Start of Block

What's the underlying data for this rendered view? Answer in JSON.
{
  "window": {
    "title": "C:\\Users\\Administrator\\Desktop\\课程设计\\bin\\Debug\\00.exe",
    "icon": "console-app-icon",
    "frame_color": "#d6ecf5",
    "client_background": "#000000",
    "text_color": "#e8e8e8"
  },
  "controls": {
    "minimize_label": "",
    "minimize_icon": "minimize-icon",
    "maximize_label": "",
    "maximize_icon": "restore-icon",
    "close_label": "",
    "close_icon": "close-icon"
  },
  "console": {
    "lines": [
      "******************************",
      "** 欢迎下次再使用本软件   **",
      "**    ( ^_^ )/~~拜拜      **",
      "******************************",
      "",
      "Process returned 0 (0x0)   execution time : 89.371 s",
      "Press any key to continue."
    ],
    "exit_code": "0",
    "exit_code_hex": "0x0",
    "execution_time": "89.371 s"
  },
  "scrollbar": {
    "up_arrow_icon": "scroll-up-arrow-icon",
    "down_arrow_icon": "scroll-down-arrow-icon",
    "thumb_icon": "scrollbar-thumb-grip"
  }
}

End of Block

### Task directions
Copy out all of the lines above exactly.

### Answer to this exercise
What's the underlying data for this rendered view? Answer in JSON.
{
  "window": {
    "title": "C:\\Users\\Administrator\\Desktop\\课程设计\\bin\\Debug\\00.exe",
    "icon": "console-app-icon",
    "frame_color": "#d6ecf5",
    "client_background": "#000000",
    "text_color": "#e8e8e8"
  },
  "controls": {
    "minimize_label": "",
    "minimize_icon": "minimize-icon",
    "maximize_label": "",
    "maximize_icon": "restore-icon",
    "close_label": "",
    "close_icon": "close-icon"
  },
  "console": {
    "lines": [
      "******************************",
      "** 欢迎下次再使用本软件   **",
      "**    ( ^_^ )/~~拜拜      **",
      "******************************",
      "",
      "Process returned 0 (0x0)   execution time : 89.371 s",
      "Press any key to continue."
    ],
    "exit_code": "0",
    "exit_code_hex": "0x0",
    "execution_time": "89.371 s"
  },
  "scrollbar": {
    "up_arrow_icon": "scroll-up-arrow-icon",
    "down_arrow_icon": "scroll-down-arrow-icon",
    "thumb_icon": "scrollbar-thumb-grip"
  }
}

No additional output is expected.